Guncraft Preview: Minecraft-Like Building Leads to Destruction
Minecraft is cool, but it’s missing one important element: guns.
Modders have addressed the lack of shooting implements in Mojang’s building-and-exploration game, but other developers have taken to riffing on the voxel building formula to make some very interesting worlds ready for extensive combat. Guncraft, an indie online shooter currently in open beta, runs with that formula by providing some satisfying gunplay and cool building ideas, allowing players to reshape the world around them — either by adding to it or destroying it.
I got a chance to play around in Guncraft with a few of the game’s developers and other members of the press not long ago, and found the title a fun foray into first-person shooting mechanics. The game excelled in two ways over the standard trappings of the genre: customization of your capabilities and classes, and the ability to build cool, strategic elements.
World of Cube
Guncraft is built on the same cube-based, voxel graphic idea as titles such as Minecraft, with much of the graphical dedication spent on the making-things side, rather than on being pretty. Characters themselves have that sort of cubic LEGO Minifig look, as well, and the name Guncraft will eventually refer to the ability of players to actually build their own firearms.

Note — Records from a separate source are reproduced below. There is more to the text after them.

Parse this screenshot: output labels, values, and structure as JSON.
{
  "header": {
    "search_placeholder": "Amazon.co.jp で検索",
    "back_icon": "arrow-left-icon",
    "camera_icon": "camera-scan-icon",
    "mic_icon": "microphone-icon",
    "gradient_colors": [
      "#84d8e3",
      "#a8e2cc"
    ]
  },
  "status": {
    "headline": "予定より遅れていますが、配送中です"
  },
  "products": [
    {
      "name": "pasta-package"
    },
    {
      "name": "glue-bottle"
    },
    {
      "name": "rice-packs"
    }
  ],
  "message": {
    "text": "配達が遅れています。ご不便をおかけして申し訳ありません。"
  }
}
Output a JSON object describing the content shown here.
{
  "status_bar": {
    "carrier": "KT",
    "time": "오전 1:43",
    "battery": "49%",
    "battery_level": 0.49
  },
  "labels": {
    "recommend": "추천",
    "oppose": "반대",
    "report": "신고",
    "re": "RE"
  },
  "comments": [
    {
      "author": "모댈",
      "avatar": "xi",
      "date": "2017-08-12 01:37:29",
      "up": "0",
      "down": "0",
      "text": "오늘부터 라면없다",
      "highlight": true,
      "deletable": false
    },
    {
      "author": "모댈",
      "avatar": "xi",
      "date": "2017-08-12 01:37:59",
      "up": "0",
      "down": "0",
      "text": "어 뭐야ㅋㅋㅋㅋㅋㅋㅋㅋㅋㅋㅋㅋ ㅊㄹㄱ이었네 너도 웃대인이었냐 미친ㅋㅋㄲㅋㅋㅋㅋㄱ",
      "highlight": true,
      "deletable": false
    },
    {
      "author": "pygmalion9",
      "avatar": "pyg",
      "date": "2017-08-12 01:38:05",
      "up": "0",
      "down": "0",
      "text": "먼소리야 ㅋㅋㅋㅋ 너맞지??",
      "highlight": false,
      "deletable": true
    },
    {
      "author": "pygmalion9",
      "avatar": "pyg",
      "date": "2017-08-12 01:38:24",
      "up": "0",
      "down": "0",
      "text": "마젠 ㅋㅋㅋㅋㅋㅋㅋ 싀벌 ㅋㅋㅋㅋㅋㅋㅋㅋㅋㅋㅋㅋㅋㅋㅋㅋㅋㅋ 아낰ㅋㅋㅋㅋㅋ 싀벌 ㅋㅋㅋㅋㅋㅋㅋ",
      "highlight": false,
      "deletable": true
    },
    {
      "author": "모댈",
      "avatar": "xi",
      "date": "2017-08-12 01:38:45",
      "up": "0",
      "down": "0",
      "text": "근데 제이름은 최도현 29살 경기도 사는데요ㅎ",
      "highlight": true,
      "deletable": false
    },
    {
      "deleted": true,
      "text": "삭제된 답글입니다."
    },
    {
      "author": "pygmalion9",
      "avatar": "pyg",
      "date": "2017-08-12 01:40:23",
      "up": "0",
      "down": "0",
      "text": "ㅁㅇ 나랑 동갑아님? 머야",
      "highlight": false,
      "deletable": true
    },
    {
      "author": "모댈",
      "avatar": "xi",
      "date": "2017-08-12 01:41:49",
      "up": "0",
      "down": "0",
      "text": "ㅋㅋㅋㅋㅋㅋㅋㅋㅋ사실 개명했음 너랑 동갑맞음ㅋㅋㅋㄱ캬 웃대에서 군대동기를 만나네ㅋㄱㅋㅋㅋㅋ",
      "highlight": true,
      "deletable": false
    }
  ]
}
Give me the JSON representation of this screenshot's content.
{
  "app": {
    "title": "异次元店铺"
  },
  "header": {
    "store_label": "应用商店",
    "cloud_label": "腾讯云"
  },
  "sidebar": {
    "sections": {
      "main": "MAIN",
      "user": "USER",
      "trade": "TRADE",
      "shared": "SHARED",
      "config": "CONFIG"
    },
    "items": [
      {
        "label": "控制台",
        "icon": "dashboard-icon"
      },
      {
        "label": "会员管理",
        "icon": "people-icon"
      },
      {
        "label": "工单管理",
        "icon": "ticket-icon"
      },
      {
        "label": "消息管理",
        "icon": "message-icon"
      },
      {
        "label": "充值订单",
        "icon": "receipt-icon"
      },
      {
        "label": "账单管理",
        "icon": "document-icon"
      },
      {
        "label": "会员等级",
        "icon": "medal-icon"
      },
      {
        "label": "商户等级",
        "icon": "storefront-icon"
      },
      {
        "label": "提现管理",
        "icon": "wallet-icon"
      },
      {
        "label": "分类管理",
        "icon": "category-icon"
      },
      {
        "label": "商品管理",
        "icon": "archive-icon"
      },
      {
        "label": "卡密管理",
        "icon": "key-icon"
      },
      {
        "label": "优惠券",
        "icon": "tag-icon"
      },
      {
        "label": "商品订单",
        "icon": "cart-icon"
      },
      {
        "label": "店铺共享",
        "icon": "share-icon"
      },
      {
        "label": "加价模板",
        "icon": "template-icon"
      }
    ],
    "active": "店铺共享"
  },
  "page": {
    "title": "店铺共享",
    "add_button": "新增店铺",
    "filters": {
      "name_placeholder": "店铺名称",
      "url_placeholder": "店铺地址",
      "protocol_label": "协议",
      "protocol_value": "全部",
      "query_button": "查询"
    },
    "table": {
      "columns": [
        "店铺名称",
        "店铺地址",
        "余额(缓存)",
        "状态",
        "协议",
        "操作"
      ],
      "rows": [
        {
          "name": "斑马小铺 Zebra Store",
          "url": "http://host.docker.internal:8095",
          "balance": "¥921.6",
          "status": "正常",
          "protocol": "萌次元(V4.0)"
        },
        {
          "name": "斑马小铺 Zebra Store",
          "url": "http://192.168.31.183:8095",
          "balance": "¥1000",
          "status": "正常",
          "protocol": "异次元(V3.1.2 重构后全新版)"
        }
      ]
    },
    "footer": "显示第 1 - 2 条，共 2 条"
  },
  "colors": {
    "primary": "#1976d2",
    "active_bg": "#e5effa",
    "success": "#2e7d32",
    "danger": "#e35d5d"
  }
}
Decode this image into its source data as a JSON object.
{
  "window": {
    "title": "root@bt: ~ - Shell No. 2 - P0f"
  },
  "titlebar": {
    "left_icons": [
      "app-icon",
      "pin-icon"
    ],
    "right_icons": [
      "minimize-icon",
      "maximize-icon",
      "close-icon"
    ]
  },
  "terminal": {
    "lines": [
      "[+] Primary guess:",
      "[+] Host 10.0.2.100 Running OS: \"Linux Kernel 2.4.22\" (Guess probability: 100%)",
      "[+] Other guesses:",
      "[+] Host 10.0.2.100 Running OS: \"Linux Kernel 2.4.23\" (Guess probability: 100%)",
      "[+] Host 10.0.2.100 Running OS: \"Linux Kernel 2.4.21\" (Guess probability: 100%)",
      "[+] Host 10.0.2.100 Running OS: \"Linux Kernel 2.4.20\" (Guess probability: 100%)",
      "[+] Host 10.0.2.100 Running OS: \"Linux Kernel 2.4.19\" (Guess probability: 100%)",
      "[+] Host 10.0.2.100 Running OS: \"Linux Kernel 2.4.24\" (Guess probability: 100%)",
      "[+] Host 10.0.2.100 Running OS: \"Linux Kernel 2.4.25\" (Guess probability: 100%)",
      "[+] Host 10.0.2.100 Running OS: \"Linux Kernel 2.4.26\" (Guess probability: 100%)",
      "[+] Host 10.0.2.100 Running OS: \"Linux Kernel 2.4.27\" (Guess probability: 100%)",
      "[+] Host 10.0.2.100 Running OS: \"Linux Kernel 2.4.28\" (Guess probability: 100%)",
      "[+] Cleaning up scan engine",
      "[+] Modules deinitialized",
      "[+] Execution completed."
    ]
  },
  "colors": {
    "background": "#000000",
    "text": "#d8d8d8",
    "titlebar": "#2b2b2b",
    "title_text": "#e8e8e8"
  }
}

So the game is a shooter in a voxel world, which means that almost all of it is destructible. Maps often contain buildings of various materials, including steel and glass, as well as wildernessy things like dirt, trees, mountains and so forth. You carry with you a tool that lets you break stuff down into component parts, as well as two other weapons — usually either two guns, or a gun and a support item. Bombs, rockets and gunfire can mess up the environment around you as well, and manipulating your environment is a key strategy in several important ways.
Guncraft is a shooter, so your primary goal is killing other players. But rocking other players’ faces , or lend themselves to objective-based gameplay. You also have the ability to build things, although not in quite the same piecemeal arrangement as in Minecraft. Breaking down items and buildings also is key to some game types, as you’ll actually have to mine the world around you with your tools to provide your team with resources to build important structures. Mining also converts material to your resource pool from which you draw ammo, too, so you might occasionally have to stop fighting and find a safe spot to dig into the ground to keep yourself supplied.
How you manipulate the environment is done with a lot of preparation and planning ahead of time. You don’t build things piece by piece like in Minecraft in the heat of battle — you prefabricate what you need, which means relying on careful planning and strategy.